As far as political races go, the contest for Republican state committeewoman in Boston’s Second Suffolk district was among the most obscure in Massachusetts. No one appeared on the March 2020 ballot. Three write-in candidates garnered a few dozen votes, according to the city’s initial count.
But more than a year later, the seat is at the center of an unusual — and messy — legal battle that has entangled the City of Boston, Secretary of State William F. Galvin, and the Massachusetts Republican Party over who should hold an otherwise little-noticed party position.
It has also raised questions about how long is too long to settle a political contest — in this case, one subjected to a recount nearly 400 days after the vote.
“We don’t recalculate elections a year after the fact,” said Galvin, the state’s top election official.
Republican State Committee members are elected every four years on the presidential primary ballot — with one man and one woman serving from each state Senate district — and together act as the governing body of the party, including by picking the party chairman every other year.
One of the write-in candidates in the race, Nicaela Chinnaswamy, a Republican activist, filed a lawsuit this month against Galvin and Eneida Tavares, Boston’s election commissioner, asking a judge to name her the winner and a member of the Republican Party’s 80-member state committee.
In March, almost exactly a year to the day of the election, a judge approved Chinnaswamy’s request that the city perform a recount.
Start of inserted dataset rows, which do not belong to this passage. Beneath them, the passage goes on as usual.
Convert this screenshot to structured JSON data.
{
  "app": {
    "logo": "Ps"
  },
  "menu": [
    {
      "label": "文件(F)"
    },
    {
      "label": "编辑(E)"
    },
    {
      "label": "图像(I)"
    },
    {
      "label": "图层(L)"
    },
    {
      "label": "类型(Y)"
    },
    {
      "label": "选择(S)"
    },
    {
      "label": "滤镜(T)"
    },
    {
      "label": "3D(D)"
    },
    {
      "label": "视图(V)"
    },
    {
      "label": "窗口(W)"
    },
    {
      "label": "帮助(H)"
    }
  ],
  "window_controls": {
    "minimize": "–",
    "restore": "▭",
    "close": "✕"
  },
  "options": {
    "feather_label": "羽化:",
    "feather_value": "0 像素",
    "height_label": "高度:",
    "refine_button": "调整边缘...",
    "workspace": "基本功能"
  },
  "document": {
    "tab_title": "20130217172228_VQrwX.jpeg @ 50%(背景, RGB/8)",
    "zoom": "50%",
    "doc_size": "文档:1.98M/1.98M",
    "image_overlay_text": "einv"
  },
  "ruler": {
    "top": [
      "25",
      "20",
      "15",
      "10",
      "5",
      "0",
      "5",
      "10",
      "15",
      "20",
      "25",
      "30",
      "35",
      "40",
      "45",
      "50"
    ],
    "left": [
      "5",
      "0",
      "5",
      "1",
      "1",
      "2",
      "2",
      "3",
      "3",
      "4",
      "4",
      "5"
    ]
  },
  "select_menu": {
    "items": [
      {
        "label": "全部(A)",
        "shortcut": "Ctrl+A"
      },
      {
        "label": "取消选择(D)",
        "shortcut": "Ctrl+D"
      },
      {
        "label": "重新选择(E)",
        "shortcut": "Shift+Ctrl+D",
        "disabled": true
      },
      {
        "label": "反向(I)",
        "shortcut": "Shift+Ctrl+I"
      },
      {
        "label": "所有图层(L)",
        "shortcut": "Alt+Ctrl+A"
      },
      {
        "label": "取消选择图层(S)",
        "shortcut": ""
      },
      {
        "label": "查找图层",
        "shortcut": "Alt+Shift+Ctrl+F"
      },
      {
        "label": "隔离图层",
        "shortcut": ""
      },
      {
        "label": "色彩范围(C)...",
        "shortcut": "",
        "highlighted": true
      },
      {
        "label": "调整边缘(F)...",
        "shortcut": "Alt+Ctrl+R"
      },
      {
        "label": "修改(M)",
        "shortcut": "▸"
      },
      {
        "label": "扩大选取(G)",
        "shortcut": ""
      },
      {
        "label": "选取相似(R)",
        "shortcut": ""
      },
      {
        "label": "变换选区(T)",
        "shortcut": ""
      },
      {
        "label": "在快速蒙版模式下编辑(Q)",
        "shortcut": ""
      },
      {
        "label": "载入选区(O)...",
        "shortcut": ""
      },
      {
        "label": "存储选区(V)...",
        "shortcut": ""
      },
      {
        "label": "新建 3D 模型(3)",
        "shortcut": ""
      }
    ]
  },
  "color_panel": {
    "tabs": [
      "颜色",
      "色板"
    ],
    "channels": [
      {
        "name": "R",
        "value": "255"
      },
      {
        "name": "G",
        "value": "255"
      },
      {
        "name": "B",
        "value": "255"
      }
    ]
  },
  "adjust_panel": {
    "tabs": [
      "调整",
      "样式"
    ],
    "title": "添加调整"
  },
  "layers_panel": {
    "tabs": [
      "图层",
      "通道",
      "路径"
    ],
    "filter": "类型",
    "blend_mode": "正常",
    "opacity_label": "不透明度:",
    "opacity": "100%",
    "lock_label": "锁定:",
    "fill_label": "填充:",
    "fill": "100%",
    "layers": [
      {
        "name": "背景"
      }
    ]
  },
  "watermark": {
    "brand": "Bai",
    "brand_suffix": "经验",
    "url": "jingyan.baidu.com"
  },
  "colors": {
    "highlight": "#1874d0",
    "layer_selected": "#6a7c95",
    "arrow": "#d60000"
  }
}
The city first reported that she had received 25 votes, more than two other write-in candidates got but short of the 50-vote threshold needed to claim victory.
So, 389 days after the March 3, 2020, vote, Boston’s election department reviewed the ballots on a Saturday late last month, ultimately counting more than 100 additional votes than it originally had. The new total pushed Chinnaswamy’s count to 65 votes, ahead of write-in candidates Eleanor C. Greene, who received 50, and Rachel Kemp, who got 37.
By that point, however, the Massachusetts Republican Party — faced with an inconclusive election — had months earlier held an internal caucus in which Greene was selected to fill the seat.
Galvin, the state’s top election official, also said he will not recognize the new results, arguing it could set a “terrible precedent” of allowing unsatisfied candidates to force a rehashing of election results well past the deadlines already included in state law for a recount.
Jim Lyons, the state’s Republican Party chairman, said in a statement last month that the new results are evidence Boston election officials are “incompetent” or beholden to Democrats after they “actively disenfranchised Republican voters.”
Lyons, however, declined to comment Monday on whether he believes Chinnaswamy should hold the seat, citing the ongoing litigation. But according to the lawsuit Chinnaswamy filed last week in Suffolk Superior court, the party, which had at times opposed conducting the recount, has refused to seat her absent the new results being certified.
How election officials missed some of the votes is unclear. But the city’s counting machines, while able to recognize whether a voter selected the option to write in a candidate, don’t have the ability to record who the voter actually selected unless the ballot is hand-counted, according to Chinnaswamy’s lawsuit.
Chinnaswamy has waged her legal fight since shortly after the election. She said she received the initial results just hours before the initial deadline in March 2020 to force a recount — not enough time, she said, to gather the hundreds of signatures needed. And it took her multiple lawsuits, she said, to reach an agreement with Tavares to hold the recount, which the court later approved, according to her complaint.
After the Boston Elections Commission sent the new results to Galvin, Tavares told the secretary of state’s office that the commission does not have the authority to recertify the results — effectively making the process “pointless,” according to Chinnaswamy’s lawsuit. Under state law, local officials have to report the results of the election to Galvin’s within four days of the primary.
“The fact that the court-ordered recount occurred more than four days after the March 3, 2020 Election does not excuse the Commissioner or the Secretary of their duties” under the law, Chinnaswamy’s complaint reads.\
She and “the public have a right for government officials, namely the Commissioner and Secretary, to take the statutory steps to formally acknowledge the winner of an election following a court-ordered recount . . . that changed an election result.”
Tavares and Boston officials did not respond to requests for comment Monday. But Galvin was steadfast on Monday in his opposition to recognizing the recount, saying the episode is “totally motivated by internal politics that I know nothing about and don’t want to.”
“I don’t care who sits on the Republican State Committee,” he said, calling the notion of accepting the new results at this point “absurd.”
“If the party wants to do something [about the recount’s results], they can. But this matter, I think, is a very bad precedent,” he said.
A judge has not yet set any hearing dates in the case.